Work task
Retype the data below without altering anything.

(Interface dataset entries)
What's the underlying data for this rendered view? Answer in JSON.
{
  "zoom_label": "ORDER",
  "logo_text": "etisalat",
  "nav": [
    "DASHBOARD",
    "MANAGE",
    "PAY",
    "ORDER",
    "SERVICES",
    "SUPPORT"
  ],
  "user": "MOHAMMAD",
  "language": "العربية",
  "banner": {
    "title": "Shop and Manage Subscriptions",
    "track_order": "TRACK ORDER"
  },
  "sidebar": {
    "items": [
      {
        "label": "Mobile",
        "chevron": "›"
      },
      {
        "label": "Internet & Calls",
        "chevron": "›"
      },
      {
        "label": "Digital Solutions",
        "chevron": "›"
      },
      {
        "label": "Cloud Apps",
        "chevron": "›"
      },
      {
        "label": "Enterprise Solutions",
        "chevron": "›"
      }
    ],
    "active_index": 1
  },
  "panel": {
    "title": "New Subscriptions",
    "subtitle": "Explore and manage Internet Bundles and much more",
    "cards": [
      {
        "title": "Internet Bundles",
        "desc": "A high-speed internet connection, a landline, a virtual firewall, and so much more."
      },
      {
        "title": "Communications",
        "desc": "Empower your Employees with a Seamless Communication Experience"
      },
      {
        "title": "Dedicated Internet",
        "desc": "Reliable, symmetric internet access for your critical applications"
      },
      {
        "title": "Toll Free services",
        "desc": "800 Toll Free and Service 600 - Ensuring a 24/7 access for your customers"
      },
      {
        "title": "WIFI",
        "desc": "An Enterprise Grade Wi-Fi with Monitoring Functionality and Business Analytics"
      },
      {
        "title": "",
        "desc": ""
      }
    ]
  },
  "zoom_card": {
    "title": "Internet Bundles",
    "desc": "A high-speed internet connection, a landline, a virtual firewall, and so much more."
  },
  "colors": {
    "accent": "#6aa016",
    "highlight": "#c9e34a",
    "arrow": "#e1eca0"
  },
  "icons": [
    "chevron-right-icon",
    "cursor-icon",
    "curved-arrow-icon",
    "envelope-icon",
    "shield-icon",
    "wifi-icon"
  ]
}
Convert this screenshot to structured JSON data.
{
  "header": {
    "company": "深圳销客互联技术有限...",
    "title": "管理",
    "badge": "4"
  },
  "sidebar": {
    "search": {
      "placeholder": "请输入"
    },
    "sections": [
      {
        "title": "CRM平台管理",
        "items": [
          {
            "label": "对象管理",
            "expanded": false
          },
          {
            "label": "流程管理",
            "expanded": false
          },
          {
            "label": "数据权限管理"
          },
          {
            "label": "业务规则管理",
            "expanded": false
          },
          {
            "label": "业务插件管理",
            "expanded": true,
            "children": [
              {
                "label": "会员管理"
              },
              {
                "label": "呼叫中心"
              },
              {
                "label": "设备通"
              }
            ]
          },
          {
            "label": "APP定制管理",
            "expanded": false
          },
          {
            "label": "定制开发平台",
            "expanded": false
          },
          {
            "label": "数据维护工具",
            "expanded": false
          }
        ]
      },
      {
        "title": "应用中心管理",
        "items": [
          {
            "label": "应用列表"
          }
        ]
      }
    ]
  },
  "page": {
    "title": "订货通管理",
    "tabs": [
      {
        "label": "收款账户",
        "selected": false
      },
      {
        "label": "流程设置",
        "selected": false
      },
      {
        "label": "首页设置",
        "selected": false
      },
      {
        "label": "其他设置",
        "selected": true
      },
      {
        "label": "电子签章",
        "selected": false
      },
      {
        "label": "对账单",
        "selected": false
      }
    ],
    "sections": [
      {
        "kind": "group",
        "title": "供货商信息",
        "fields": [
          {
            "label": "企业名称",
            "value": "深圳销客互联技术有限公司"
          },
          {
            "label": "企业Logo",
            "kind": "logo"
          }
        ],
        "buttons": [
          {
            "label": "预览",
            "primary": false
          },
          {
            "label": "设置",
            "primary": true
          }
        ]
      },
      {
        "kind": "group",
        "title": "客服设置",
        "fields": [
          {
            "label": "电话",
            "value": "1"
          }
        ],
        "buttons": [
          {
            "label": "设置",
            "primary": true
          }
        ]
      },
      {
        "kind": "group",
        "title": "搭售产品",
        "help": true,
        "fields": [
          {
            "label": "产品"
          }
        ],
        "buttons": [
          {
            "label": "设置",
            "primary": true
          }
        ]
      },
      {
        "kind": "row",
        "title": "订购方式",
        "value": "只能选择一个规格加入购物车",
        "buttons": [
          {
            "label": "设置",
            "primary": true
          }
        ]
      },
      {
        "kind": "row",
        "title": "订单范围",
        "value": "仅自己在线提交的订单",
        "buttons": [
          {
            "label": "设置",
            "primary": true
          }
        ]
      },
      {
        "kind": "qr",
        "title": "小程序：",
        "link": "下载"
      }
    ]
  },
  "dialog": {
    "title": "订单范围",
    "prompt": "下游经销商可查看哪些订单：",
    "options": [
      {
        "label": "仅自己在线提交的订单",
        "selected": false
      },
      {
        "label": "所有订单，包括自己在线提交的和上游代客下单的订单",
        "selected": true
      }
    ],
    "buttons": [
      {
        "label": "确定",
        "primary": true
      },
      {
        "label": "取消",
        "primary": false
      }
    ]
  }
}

Result of this task
What's the underlying data for this rendered view? Answer in JSON.
{
  "zoom_label": "ORDER",
  "logo_text": "etisalat",
  "nav": [
    "DASHBOARD",
    "MANAGE",
    "PAY",
    "ORDER",
    "SERVICES",
    "SUPPORT"
  ],
  "user": "MOHAMMAD",
  "language": "العربية",
  "banner": {
    "title": "Shop and Manage Subscriptions",
    "track_order": "TRACK ORDER"
  },
  "sidebar": {
    "items": [
      {
        "label": "Mobile",
        "chevron": "›"
      },
      {
        "label": "Internet & Calls",
        "chevron": "›"
      },
      {
        "label": "Digital Solutions",
        "chevron": "›"
      },
      {
        "label": "Cloud Apps",
        "chevron": "›"
      },
      {
        "label": "Enterprise Solutions",
        "chevron": "›"
      }
    ],
    "active_index": 1
  },
  "panel": {
    "title": "New Subscriptions",
    "subtitle": "Explore and manage Internet Bundles and much more",
    "cards": [
      {
        "title": "Internet Bundles",
        "desc": "A high-speed internet connection, a landline, a virtual firewall, and so much more."
      },
      {
        "title": "Communications",
        "desc": "Empower your Employees with a Seamless Communication Experience"
      },
      {
        "title": "Dedicated Internet",
        "desc": "Reliable, symmetric internet access for your critical applications"
      },
      {
        "title": "Toll Free services",
        "desc": "800 Toll Free and Service 600 - Ensuring a 24/7 access for your customers"
      },
      {
        "title": "WIFI",
        "desc": "An Enterprise Grade Wi-Fi with Monitoring Functionality and Business Analytics"
      },
      {
        "title": "",
        "desc": ""
      }
    ]
  },
  "zoom_card": {
    "title": "Internet Bundles",
    "desc": "A high-speed internet connection, a landline, a virtual firewall, and so much more."
  },
  "colors": {
    "accent": "#6aa016",
    "highlight": "#c9e34a",
    "arrow": "#e1eca0"
  },
  "icons": [
    "chevron-right-icon",
    "cursor-icon",
    "curved-arrow-icon",
    "envelope-icon",
    "shield-icon",
    "wifi-icon"
  ]
}
Convert this screenshot to structured JSON data.
{
  "header": {
    "company": "深圳销客互联技术有限...",
    "title": "管理",
    "badge": "4"
  },
  "sidebar": {
    "search": {
      "placeholder": "请输入"
    },
    "sections": [
      {
        "title": "CRM平台管理",
        "items": [
          {
            "label": "对象管理",
            "expanded": false
          },
          {
            "label": "流程管理",
            "expanded": false
          },
          {
            "label": "数据权限管理"
          },
          {
            "label": "业务规则管理",
            "expanded": false
          },
          {
            "label": "业务插件管理",
            "expanded": true,
            "children": [
              {
                "label": "会员管理"
              },
              {
                "label": "呼叫中心"
              },
              {
                "label": "设备通"
              }
            ]
          },
          {
            "label": "APP定制管理",
            "expanded": false
          },
          {
            "label": "定制开发平台",
            "expanded": false
          },
          {
            "label": "数据维护工具",
            "expanded": false
          }
        ]
      },
      {
        "title": "应用中心管理",
        "items": [
          {
            "label": "应用列表"
          }
        ]
      }
    ]
  },
  "page": {
    "title": "订货通管理",
    "tabs": [
      {
        "label": "收款账户",
        "selected": false
      },
      {
        "label": "流程设置",
        "selected": false
      },
      {
        "label": "首页设置",
        "selected": false
      },
      {
        "label": "其他设置",
        "selected": true
      },
      {
        "label": "电子签章",
        "selected": false
      },
      {
        "label": "对账单",
        "selected": false
      }
    ],
    "sections": [
      {
        "kind": "group",
        "title": "供货商信息",
        "fields": [
          {
            "label": "企业名称",
            "value": "深圳销客互联技术有限公司"
          },
          {
            "label": "企业Logo",
            "kind": "logo"
          }
        ],
        "buttons": [
          {
            "label": "预览",
            "primary": false
          },
          {
            "label": "设置",
            "primary": true
          }
        ]
      },
      {
        "kind": "group",
        "title": "客服设置",
        "fields": [
          {
            "label": "电话",
            "value": "1"
          }
        ],
        "buttons": [
          {
            "label": "设置",
            "primary": true
          }
        ]
      },
      {
        "kind": "group",
        "title": "搭售产品",
        "help": true,
        "fields": [
          {
            "label": "产品"
          }
        ],
        "buttons": [
          {
            "label": "设置",
            "primary": true
          }
        ]
      },
      {
        "kind": "row",
        "title": "订购方式",
        "value": "只能选择一个规格加入购物车",
        "buttons": [
          {
            "label": "设置",
            "primary": true
          }
        ]
      },
      {
        "kind": "row",
        "title": "订单范围",
        "value": "仅自己在线提交的订单",
        "buttons": [
          {
            "label": "设置",
            "primary": true
          }
        ]
      },
      {
        "kind": "qr",
        "title": "小程序：",
        "link": "下载"
      }
    ]
  },
  "dialog": {
    "title": "订单范围",
    "prompt": "下游经销商可查看哪些订单：",
    "options": [
      {
        "label": "仅自己在线提交的订单",
        "selected": false
      },
      {
        "label": "所有订单，包括自己在线提交的和上游代客下单的订单",
        "selected": true
      }
    ],
    "buttons": [
      {
        "label": "确定",
        "primary": true
      },
      {
        "label": "取消",
        "primary": false
      }
    ]
  }
}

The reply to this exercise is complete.